_Problem to work on_
Return every line of the entries that includes the word "highlighted".

Items from a dataset:
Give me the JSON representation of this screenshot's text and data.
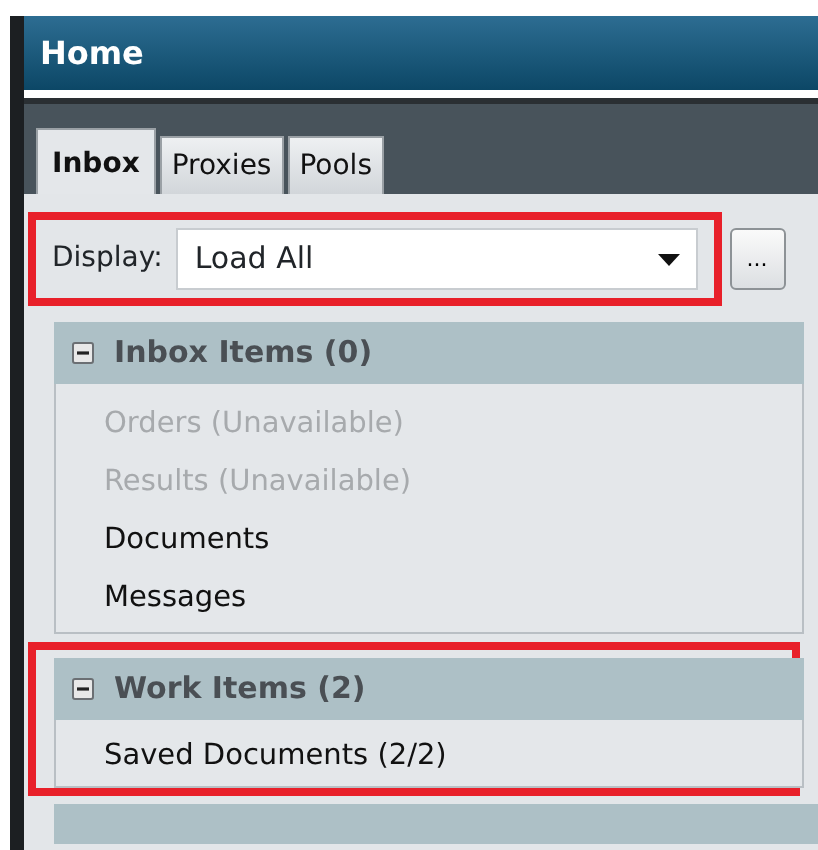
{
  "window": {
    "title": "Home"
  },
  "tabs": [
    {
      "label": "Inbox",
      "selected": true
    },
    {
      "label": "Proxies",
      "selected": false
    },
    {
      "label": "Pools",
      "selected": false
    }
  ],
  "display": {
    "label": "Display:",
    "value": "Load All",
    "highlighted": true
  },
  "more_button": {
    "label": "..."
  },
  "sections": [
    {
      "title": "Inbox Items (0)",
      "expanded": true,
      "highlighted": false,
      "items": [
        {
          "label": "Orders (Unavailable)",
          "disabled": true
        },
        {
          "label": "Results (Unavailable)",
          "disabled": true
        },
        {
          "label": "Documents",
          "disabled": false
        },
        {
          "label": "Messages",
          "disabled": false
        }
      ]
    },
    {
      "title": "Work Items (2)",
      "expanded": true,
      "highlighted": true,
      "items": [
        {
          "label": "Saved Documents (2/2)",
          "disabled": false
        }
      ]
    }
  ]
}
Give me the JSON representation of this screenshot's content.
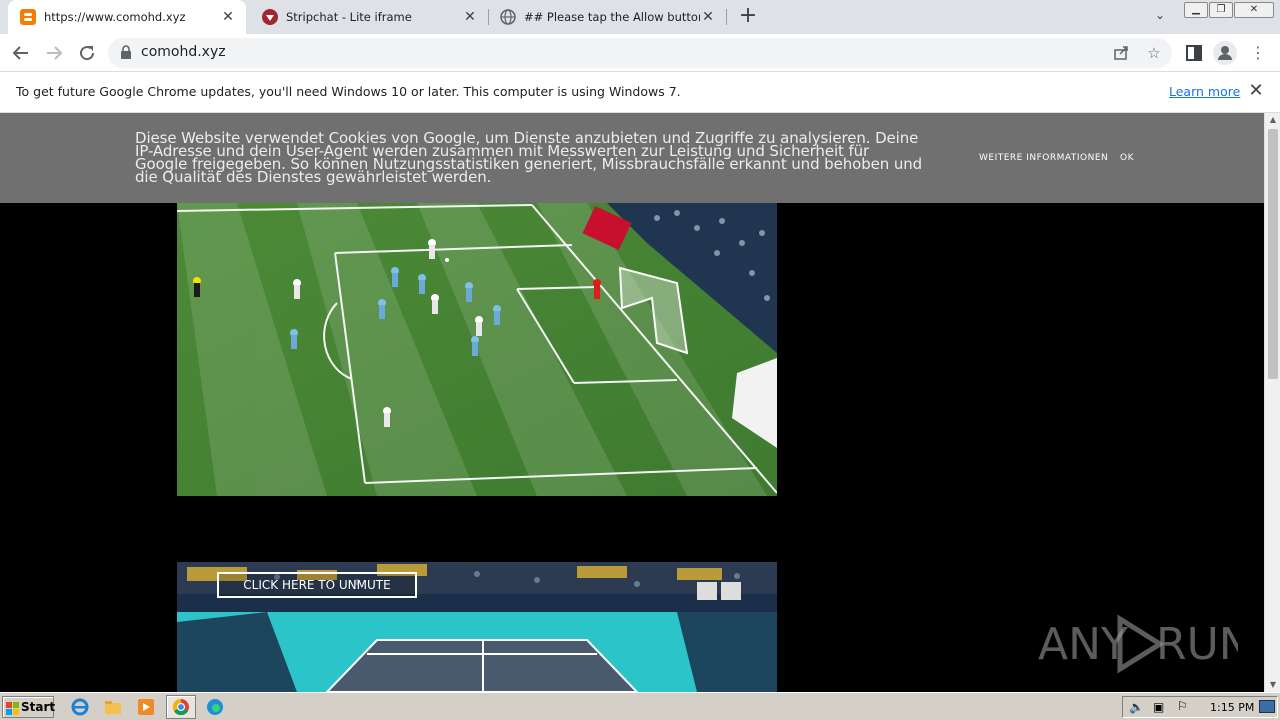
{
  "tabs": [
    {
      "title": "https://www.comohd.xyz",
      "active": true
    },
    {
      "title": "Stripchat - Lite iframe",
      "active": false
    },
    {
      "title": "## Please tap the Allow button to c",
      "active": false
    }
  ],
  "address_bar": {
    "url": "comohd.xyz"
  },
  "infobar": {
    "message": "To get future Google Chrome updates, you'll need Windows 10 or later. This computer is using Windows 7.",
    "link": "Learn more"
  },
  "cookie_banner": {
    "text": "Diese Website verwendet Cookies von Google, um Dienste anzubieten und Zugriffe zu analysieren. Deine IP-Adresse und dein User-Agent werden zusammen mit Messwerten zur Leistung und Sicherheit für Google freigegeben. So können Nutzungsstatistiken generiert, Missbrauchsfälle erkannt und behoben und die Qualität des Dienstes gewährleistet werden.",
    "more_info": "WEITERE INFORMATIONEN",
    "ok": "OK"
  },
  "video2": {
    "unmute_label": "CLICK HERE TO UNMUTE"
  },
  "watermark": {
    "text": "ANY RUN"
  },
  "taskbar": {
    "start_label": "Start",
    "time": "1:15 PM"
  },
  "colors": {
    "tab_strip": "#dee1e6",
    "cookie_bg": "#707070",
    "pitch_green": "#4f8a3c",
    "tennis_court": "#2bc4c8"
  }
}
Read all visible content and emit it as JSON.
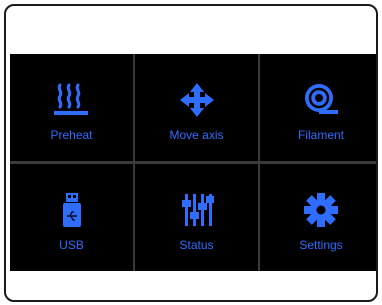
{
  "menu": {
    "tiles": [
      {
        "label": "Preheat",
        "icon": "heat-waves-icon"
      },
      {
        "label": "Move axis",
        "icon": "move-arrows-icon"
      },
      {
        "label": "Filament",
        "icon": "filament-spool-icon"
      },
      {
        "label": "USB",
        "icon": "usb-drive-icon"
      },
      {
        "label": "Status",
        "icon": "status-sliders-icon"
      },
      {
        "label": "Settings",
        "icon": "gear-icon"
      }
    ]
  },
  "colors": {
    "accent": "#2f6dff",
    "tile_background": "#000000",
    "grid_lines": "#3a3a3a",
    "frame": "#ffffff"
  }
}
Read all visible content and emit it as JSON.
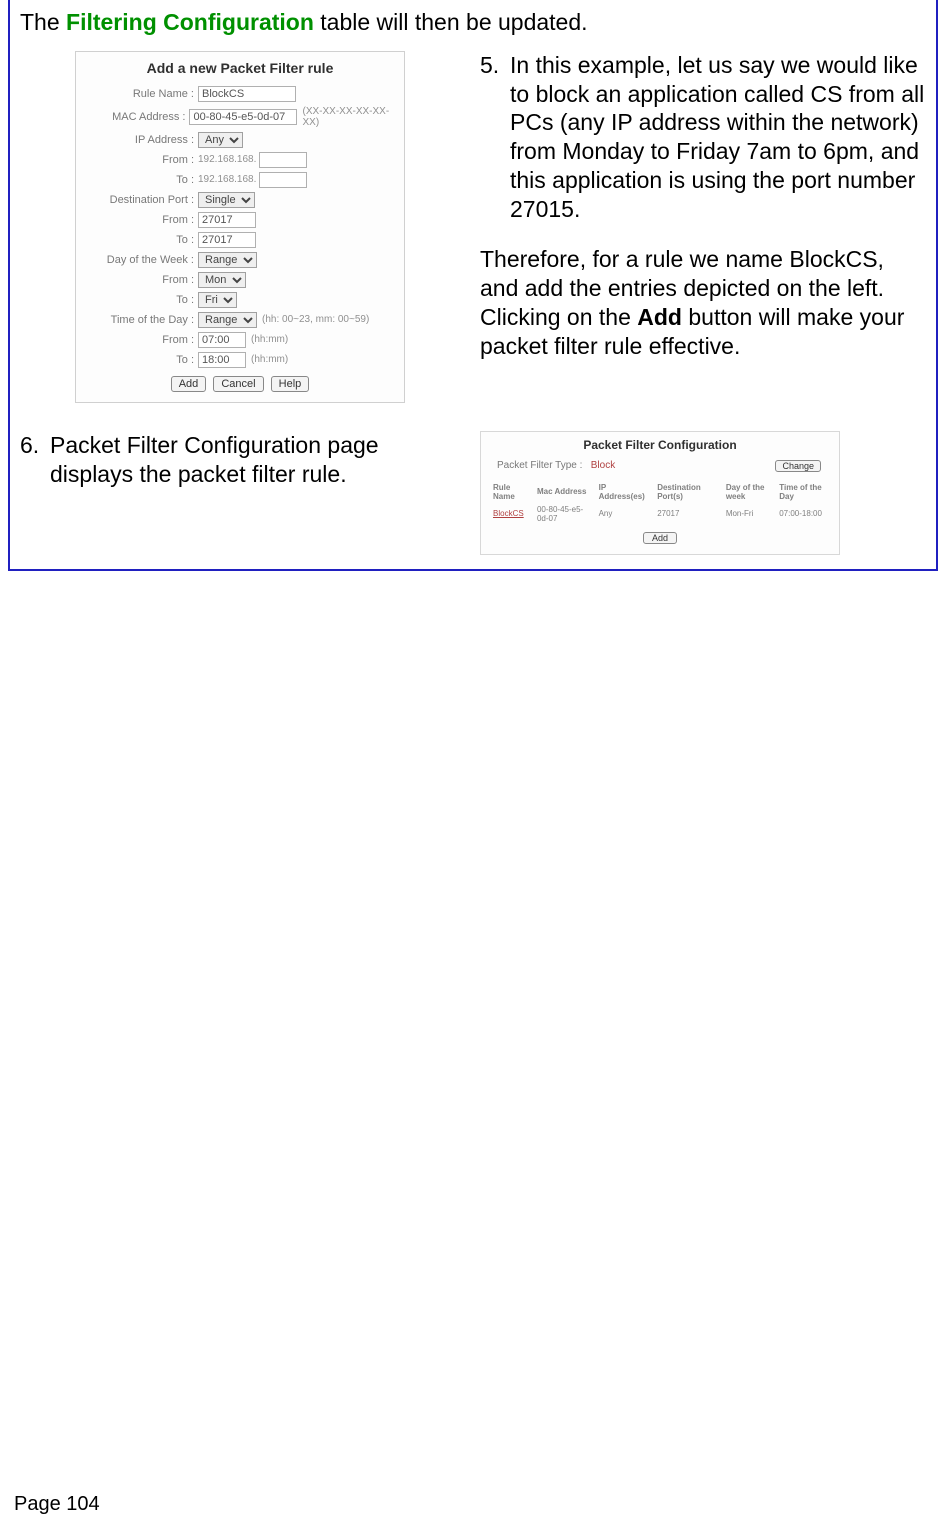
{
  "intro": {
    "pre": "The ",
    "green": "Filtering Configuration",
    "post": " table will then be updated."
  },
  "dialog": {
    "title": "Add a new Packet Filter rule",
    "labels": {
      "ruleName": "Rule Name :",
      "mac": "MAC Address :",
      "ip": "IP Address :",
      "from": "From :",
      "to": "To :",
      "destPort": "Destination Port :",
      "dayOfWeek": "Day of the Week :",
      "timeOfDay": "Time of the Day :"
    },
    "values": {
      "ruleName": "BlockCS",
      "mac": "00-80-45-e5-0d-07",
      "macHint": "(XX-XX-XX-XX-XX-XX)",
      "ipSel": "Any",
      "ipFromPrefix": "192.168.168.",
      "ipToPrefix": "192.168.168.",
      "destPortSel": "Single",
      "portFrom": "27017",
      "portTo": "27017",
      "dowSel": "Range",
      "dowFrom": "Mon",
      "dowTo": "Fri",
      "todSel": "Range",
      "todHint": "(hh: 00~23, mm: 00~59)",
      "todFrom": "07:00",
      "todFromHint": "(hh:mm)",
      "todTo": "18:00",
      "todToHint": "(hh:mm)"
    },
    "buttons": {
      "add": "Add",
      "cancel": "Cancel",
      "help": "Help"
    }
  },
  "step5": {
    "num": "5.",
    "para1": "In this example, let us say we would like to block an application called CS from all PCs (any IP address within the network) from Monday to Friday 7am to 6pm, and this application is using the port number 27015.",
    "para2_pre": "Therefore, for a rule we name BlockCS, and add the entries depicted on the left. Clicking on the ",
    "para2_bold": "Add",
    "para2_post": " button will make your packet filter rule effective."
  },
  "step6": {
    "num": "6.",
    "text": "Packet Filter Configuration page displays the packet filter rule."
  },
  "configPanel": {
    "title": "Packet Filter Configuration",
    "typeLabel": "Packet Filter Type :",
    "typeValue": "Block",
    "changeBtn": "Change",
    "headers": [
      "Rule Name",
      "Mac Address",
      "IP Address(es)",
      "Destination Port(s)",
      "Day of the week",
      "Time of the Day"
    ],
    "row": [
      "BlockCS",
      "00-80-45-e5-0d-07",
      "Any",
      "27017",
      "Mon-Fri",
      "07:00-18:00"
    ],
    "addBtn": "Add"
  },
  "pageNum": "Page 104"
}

_Exercise answer_
    "highlighted": true
      "highlighted": false,
      "highlighted": true,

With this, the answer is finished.